Theoretical democracy


VENEZUELA, AS ITS president, Hugo Chavez, never tires of pointing out, is still a democracy. It’s just a place where democracy is a little more nonbinding than elsewhere.

To illustrate just how democratic the country is, the 167 members of the National Assembly -- all of whom support the president because the opposition boycotted the last parliamentary election -- convened outdoors in Caracas last month, to be better seen by the throngs of red-shirted Chavistas gathered in the square, and unanimously voted themselves into irrelevance.

For the record:

12:00 a.m. Feb. 14, 2007 For The Record
Los Angeles Times Wednesday February 14, 2007 Home Edition Main News Part A Page 22 Editorial Pages Desk 1 inches; 61 words Type of Material: Correction
Venezuela: An editorial Saturday said that Venezuelan President Hugo Chavez was expected to use his newly granted powers to make law by decree to abolish presidential term limits. Although Chavez has stated his intention to seek an end to term limits, he does not have the power to do so on his own; such a change would require a national referendum.

The vote gave Chavez the power to make laws by decree for 18 months, with no need to even use his Assembly’s rubber stamp. Seeing as how Chavez already had total control over the judicial branch, how he is taking steps to quell opposition media and how he could have rammed any law he chose through the Assembly with barely a semblance of debate or a whisper of protest, his new powers seem gratuitous. But even symbolic oversight can be messy, bureaucratic and slow. Kind of like democracy.


Venezuela’s constitution allows the legislature to cede decree powers to the president, which it has done several times to other presidents and once before to Chavez, in 2000. But normally this occurs in times of fiscal upheaval, not while the nation is swimming in oil revenues. Chavez is expected to use his powers to, among other frightening things, do away with presidential term limits so he can remain in office indefinitely.

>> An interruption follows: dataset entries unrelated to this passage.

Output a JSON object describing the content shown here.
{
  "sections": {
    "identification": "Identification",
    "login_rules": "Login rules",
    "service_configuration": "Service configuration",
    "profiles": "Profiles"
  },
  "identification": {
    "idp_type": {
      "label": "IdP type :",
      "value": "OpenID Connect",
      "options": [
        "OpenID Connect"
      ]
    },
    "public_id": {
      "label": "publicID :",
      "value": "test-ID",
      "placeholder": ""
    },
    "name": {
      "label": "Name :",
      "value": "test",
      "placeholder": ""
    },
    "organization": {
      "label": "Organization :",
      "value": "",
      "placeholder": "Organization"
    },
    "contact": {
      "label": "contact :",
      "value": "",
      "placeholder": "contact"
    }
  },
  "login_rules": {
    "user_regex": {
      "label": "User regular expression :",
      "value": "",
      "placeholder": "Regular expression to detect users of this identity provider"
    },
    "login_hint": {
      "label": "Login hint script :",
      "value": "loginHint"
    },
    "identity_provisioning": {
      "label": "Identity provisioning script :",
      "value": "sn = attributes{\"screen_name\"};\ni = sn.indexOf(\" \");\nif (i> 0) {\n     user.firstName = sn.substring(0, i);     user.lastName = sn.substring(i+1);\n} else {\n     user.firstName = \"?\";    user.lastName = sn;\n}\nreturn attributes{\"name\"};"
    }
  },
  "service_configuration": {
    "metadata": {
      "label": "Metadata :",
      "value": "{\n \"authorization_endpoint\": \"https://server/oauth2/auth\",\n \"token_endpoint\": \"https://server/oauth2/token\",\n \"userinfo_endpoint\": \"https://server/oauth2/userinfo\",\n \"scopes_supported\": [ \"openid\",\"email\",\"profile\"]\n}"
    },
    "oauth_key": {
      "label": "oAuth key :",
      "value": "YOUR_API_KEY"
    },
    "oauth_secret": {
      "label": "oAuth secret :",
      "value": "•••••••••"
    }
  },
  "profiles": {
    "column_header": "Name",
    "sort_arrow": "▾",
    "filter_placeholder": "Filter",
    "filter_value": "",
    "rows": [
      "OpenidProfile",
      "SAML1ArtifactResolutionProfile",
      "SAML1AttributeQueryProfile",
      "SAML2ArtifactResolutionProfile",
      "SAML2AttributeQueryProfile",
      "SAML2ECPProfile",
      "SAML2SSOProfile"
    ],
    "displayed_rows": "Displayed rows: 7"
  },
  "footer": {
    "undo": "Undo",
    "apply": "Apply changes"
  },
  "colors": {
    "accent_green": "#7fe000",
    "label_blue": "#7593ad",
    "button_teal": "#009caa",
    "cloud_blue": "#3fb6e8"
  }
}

Predictably, the opposition newspaper Tal Cual played the Hitler card after Chavez’s move, with a front-page banner headline reading “Heil Hugo!” and an editorial comparing the National Assembly rollover to the German Reichstag’s vote in 1933 giving Hitler extraordinary powers. Chavez, even more predictably, passed the charge onto President Bush. “Who would be the greater fascist, Hitler or Bush? They might end up in a draw,” Chavez brayed the day after winning his new authority.

Democracy still has a faint pulse in Venezuela; any Chavez decree can theoretically be overturned by public referendum, as long as opponents gather signatures from 5% of the electorate. And Chavez, destructive as his economic policies will eventually be to Venezuela, is no Hitler.

Now Mussolini, on the other hand ...